  • What is the relationship you have with the person and how important is that relationship to you? For example, you might find it easier to brush off a comment by a work colleague and just ignore it, but want to make an effort to be understood if it was your sister or a favourite uncle. Conversely, you might feel OK confronting your work colleague because you don’t really care if they get annoyed at you or don’t speak to you for a week, but less so with your mum or grandma.
  • What is your personality like? If you are not a confrontational person, responding with an acerbic zinger might not be a helpful option for you.
  • How likely is the other person to ‘get it’? It can be a real waste of your emotional energy to try and ‘convince’ someone about your approach to taking care of yourself if you know they are firmly rooted in diet culture. 

From there, you might like to craft your responses and tuck them away in your mind or in the notes section on your phone to use when needed.

TIP: Ragen Chastain’s low cost monthly online workshops are a great place to get some ideas for responses.

Also, consider whether you actually want to respond at all.
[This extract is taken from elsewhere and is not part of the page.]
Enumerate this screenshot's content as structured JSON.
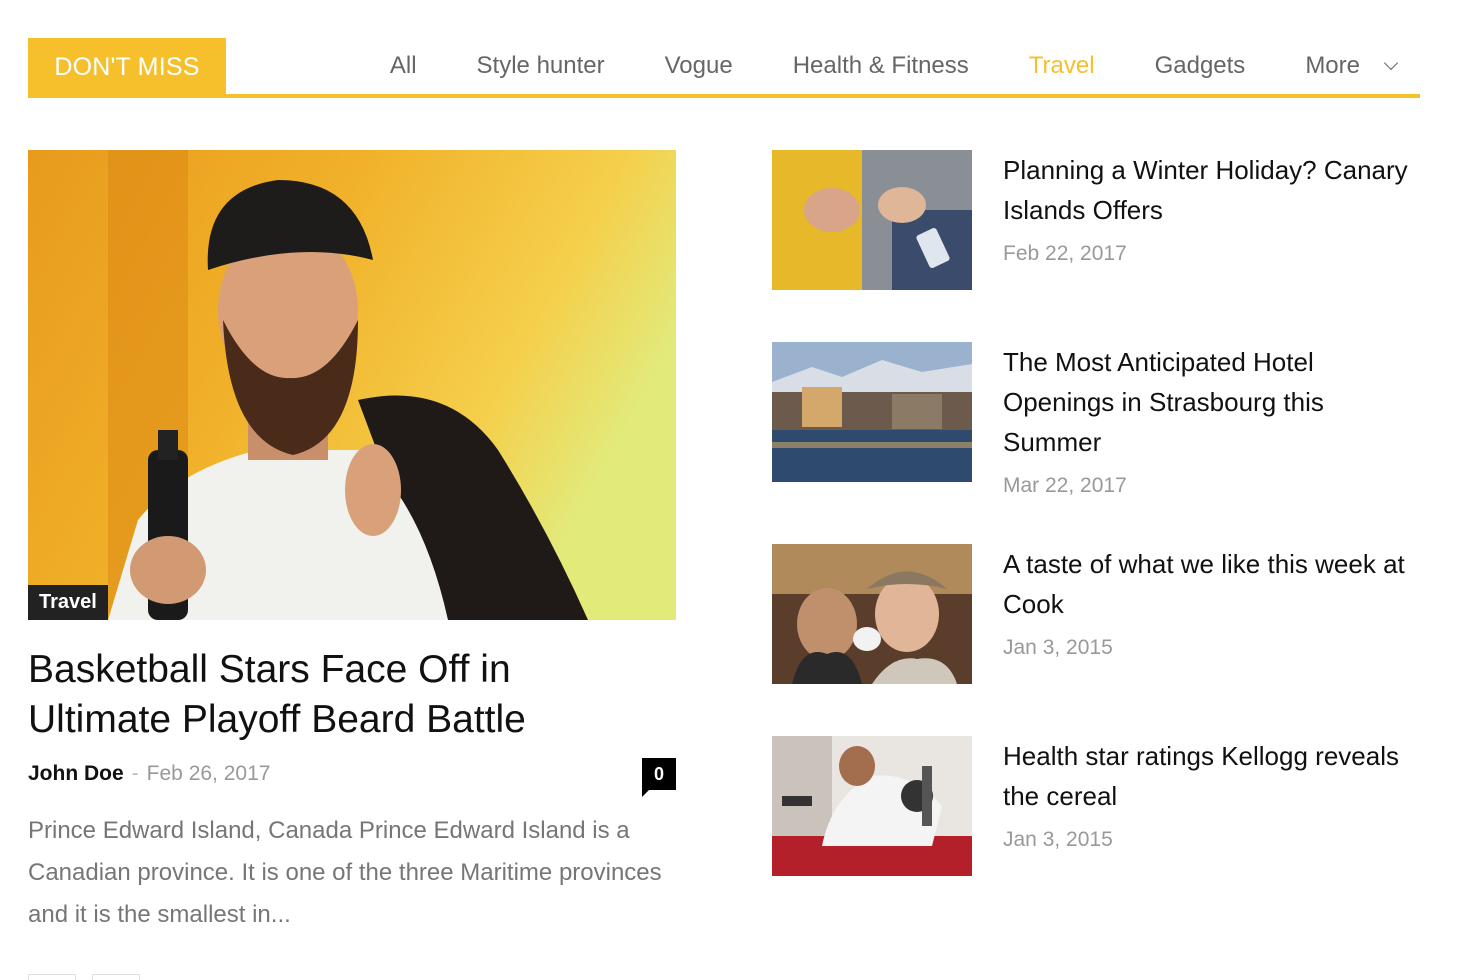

It is completely OK to ignore, change the subject or walk away if you don’t feel like engaging with other people’s anti-fat bias.


Final thoughts

Navigating the holidays when your body has changed because you might be subject to people commenting on it is rough. While it shouldn’t fall to you to deal with other people’s anti-fat bias (or have it happen at all!), it can help to be prepared for it. Along with knowing how you can keep yourself grounded and present so that you can enjoy the company and the food and all the other lovely things about the holidays.

And remember, people passing judgement about bodies, weight, appearance and eating is always about their own internal stuff and never anything about you or your worth as a human.


* I note that this technique is ableist as it relies on the five senses which not everyone has access to. Please adapt this to suit you.